One target was the IGT LLC grain terminal, in the Odesa region city of Chernomorsk. The terminal is owned by Viterra, a company descended from the historic Saskatchewan, Manitoba and Alberta wheat pools.
“We can confirm that our joint venture grain export terminal in Chernomorsk was damaged by a missile strike,” a Regina-based Viterra spokesperson said in an e-mailed statement to The Globe and Mail. “At the time of the missile strike the terminal was not operational. Fortunately there were no injuries, and we are currently assessing the extent of the damages.”
One Viterra employee was injured last summer in a Russian cruise missile attack on the company’s vegetable oil terminal in the city of Mykolaiv.
Viterra is currently controlled by Glencore PLC, a Swiss-based global commodities trader, which is in the process of selling its 49.9-per-cent share to U.S. agribusiness giant Bunge Ltd. The transaction is being scrutinized by the Competition Bureau. The Canada Pension Plan Investment Board (CPPIB), which owns 40 per cent of Viterra, supports the sale and will retain a 12-per-cent stake in the merged company if the deal goes through. British Columbia Investment Management Corp. (BCI) owns the remaining 10 per cent of Viterra.
CPPIB and BCI declined to comment Wednesday on the Russian attack on the terminal.
Odesa was also struck hard Tuesday in what Russia’s Defence Ministry said was “a mass retaliatory strike” for a Monday explosion that killed two people on the Kerch Bridge, which connects the occupied Crimean Peninsula to Russia.
Oleksiy Goncharenko, an independent Ukrainian MP from Odesa, told The Globe the attacks on his city were connected to the grain deal, not the bridge blast. Russian President Vladimir Putin, he said, appeared to be switching from threatening the world with a nuclear disaster to pressuring the West via rising food prices.
“Obviously, Putin shows that he does not want to negotiate and there will be no grain deal,” Mr. Goncharenko said. “The Russians say that these are ‘retribution strikes’ for the Crimean Bridge, but they have been hitting our cities for a year-and-a-half already. Therefore, I think this is Putin’s next blackmail. Not nuclear, blackmail has begun with food.”
Russia, which is seeking a modification of Western sanctions against its banking sector, has been accused of weaponizing food by withdrawing from the deal, which allowed Ukrainian ships to cross through the Russian naval blockade to Turkey, where they were inspected by Russian, Ukrainian, Turkish and UN officials. The UN’s World Food Programme, which delivers aid to Afghanistan, Yemen and East Africa, bought 80 per cent of its wheat from Ukraine in the first half of 2023.

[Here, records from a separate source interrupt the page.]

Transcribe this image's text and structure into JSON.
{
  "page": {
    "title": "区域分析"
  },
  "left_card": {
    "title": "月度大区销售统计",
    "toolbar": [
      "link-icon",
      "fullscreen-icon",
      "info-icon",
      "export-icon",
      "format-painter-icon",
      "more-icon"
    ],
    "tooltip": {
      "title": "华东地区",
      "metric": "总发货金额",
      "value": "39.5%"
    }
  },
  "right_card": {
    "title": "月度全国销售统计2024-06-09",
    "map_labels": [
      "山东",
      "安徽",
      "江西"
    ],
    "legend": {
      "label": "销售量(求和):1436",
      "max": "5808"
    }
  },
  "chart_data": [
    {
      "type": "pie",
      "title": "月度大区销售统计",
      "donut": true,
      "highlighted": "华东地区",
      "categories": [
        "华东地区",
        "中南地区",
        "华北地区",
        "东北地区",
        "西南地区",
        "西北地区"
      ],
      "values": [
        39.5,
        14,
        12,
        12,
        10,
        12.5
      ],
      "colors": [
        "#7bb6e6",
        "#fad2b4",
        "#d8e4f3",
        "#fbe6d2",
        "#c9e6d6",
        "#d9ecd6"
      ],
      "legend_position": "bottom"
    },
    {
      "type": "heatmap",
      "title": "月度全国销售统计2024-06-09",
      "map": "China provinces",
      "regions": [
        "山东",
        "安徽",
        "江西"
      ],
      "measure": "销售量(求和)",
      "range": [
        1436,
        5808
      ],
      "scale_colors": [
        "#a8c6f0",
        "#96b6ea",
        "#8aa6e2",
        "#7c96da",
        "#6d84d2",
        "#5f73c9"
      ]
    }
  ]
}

Mr. Putin said Wednesday that Russia would return to the grain deal “immediately” if its conditions were met. Moscow is believed to be seeking an easing of Western sanctions so that its Russian Agricultural Bank can be reconnected to the SWIFT banking system, which would facilitate international payments for Russia’s own agricultural goods.
Several residential buildings in Odesa were damaged in Tuesday’s missile and drone strikes. Serhiy Bratchuk, a spokesperson for the regional military administration, said the city had experienced a “hellish night,” describing the attack as “very powerful, truly massive.”
Though Ukraine has not officially acknowledged involvement in the attack on the Kerch Bridge, it did claim responsibility for a fire that broke out early Wednesday at a military training base in the occupied region. “A successful operation was conducted in the occupied Crimea,” Kyrylo Budanov, the head of Ukraine’s GUR military intelligence service, said via Telegram. “The enemy hides the extent of the damage and the number of casualties.”
Russian officials in Crimea acknowledged that more than 2,200 people were evacuated from four villages because of a fire at a military facility.
With files from David Milstead